Dataset entries:
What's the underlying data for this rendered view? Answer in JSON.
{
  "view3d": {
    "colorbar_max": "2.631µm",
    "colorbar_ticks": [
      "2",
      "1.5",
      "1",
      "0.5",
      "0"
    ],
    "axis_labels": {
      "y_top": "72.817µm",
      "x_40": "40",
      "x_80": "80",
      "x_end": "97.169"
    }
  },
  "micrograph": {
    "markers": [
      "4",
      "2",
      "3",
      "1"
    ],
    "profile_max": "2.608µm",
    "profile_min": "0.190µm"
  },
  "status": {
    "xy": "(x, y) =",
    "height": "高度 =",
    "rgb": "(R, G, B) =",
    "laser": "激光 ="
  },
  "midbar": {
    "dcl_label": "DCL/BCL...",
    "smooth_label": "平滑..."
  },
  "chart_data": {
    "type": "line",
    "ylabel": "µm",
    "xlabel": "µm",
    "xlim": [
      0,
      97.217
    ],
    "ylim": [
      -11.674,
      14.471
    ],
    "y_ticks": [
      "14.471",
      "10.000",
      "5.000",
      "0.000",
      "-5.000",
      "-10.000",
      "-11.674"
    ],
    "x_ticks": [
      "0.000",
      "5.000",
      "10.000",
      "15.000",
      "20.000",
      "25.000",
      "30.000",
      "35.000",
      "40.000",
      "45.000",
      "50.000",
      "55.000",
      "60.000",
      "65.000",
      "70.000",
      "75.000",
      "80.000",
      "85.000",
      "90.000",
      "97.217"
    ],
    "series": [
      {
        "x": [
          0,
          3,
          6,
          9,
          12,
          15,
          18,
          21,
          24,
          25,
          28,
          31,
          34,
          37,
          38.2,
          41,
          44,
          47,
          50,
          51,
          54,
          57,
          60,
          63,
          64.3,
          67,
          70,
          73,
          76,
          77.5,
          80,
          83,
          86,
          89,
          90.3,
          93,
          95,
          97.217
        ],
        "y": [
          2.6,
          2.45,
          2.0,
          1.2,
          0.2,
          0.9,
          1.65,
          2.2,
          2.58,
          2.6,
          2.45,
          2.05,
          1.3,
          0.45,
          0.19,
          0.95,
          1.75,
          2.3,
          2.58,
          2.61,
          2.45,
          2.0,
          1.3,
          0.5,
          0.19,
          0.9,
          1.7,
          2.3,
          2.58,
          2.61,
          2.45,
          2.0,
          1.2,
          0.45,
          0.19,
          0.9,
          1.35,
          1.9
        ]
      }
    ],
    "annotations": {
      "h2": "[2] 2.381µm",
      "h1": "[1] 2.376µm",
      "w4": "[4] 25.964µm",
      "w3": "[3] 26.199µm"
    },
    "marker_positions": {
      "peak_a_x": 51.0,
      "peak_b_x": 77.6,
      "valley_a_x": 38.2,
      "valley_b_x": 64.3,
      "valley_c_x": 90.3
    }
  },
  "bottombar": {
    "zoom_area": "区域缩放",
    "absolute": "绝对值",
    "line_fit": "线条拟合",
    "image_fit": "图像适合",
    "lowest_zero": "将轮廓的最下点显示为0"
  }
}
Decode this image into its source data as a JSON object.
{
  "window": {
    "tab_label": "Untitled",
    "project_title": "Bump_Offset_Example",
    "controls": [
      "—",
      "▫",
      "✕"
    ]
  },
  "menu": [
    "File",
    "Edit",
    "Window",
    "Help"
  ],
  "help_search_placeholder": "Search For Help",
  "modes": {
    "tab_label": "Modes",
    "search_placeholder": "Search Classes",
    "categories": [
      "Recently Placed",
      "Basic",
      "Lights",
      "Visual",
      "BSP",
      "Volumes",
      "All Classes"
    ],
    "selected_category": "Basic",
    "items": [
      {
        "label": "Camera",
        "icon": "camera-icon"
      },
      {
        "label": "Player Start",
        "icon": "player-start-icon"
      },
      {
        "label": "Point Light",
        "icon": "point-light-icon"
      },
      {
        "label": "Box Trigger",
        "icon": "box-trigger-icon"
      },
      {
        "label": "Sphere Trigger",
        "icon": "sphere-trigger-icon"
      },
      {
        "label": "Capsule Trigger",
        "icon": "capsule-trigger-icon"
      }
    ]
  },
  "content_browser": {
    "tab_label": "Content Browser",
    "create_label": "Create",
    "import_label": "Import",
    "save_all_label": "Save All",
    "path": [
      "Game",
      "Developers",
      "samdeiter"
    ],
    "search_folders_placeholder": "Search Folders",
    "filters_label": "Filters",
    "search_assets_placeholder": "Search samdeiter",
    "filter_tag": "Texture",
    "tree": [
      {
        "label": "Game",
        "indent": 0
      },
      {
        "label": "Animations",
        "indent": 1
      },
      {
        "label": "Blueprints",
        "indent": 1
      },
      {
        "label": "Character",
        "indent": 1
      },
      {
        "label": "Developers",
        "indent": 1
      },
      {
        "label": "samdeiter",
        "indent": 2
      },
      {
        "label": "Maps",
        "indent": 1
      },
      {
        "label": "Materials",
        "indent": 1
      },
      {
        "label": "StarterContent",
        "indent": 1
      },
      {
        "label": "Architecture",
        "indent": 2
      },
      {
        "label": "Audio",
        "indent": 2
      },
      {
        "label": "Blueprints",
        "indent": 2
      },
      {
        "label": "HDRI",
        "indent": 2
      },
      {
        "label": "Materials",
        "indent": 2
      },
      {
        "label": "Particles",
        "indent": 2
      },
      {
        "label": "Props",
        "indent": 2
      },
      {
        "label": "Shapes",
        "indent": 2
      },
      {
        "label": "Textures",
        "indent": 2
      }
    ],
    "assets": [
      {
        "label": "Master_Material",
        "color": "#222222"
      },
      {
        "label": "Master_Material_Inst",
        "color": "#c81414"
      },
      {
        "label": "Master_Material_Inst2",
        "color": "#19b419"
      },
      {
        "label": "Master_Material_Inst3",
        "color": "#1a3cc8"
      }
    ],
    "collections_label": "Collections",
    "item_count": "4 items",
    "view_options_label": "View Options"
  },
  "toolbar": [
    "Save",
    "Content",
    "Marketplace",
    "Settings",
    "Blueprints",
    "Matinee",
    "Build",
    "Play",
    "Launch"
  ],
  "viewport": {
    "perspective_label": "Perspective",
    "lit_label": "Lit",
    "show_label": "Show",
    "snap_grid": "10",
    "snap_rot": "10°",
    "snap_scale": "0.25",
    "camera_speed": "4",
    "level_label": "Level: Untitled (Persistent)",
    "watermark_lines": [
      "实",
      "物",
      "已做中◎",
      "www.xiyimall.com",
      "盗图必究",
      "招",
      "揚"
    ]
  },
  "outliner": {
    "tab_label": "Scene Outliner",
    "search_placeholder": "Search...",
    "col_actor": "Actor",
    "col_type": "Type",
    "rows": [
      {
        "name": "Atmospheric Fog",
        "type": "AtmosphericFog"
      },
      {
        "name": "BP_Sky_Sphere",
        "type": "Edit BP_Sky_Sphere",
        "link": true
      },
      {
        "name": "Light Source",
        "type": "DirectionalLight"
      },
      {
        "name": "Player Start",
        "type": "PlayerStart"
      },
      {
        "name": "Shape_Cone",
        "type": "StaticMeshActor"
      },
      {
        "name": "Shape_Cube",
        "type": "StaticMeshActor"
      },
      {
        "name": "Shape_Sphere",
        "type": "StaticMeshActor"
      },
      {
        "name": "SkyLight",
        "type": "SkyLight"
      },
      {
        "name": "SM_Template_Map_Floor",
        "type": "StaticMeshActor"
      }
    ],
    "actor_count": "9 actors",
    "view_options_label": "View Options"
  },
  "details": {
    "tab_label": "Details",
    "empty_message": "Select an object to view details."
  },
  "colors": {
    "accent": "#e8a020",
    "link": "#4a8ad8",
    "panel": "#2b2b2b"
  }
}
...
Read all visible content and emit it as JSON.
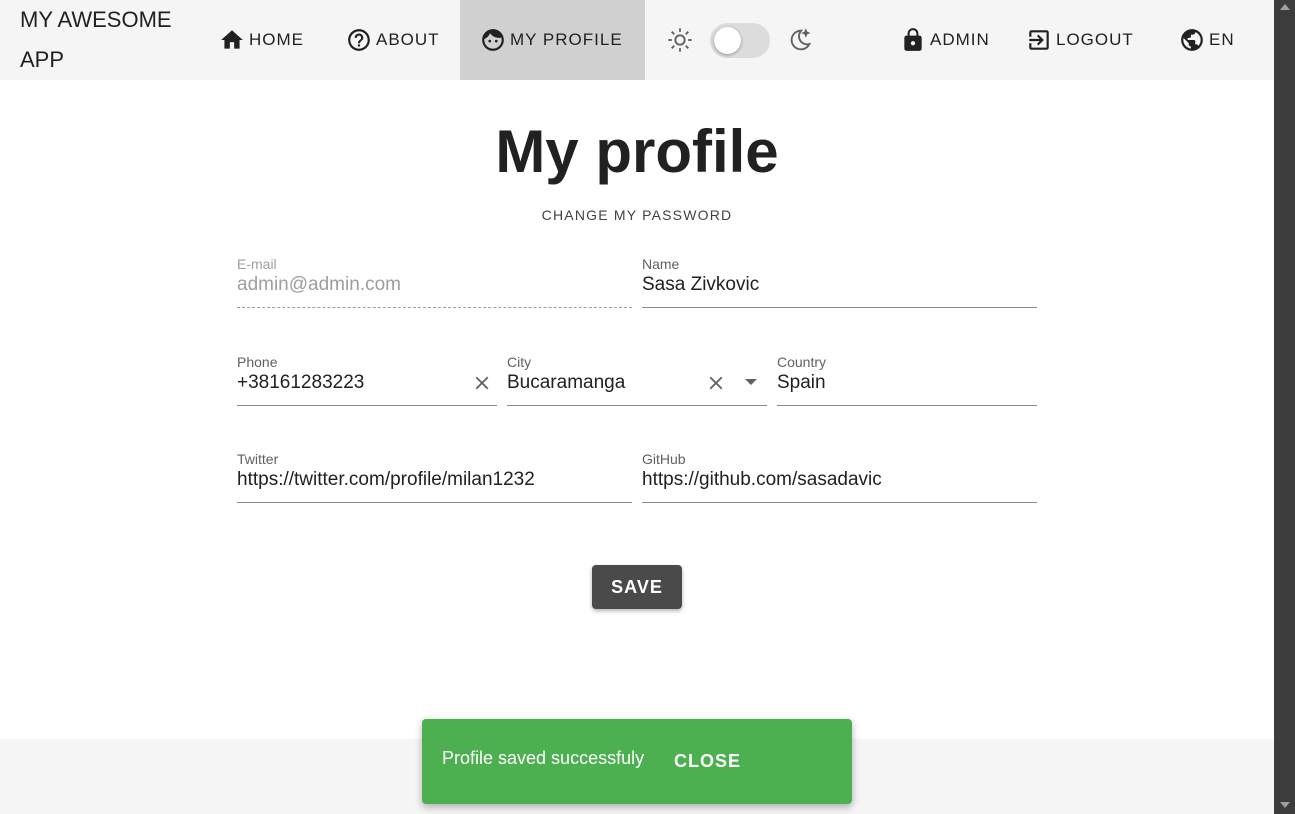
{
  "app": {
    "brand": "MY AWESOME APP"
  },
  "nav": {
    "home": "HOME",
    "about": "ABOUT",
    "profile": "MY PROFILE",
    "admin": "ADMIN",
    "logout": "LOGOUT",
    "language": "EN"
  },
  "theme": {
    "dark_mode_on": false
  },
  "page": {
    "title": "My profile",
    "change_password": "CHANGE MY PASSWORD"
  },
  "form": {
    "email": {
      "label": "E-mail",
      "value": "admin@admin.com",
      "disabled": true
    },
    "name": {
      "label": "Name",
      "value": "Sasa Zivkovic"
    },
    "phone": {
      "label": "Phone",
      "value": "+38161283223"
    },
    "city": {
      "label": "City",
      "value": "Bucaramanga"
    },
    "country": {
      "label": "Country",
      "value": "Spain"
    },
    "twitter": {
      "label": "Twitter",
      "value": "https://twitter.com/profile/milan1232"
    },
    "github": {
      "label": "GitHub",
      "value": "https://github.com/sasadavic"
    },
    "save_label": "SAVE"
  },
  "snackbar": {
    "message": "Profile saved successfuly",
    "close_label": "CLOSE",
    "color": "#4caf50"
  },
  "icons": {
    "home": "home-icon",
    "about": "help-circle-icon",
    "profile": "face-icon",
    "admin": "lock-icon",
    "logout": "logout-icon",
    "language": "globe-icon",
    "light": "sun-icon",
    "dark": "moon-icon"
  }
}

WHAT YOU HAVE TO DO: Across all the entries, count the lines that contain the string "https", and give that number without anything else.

RESPONSE: 2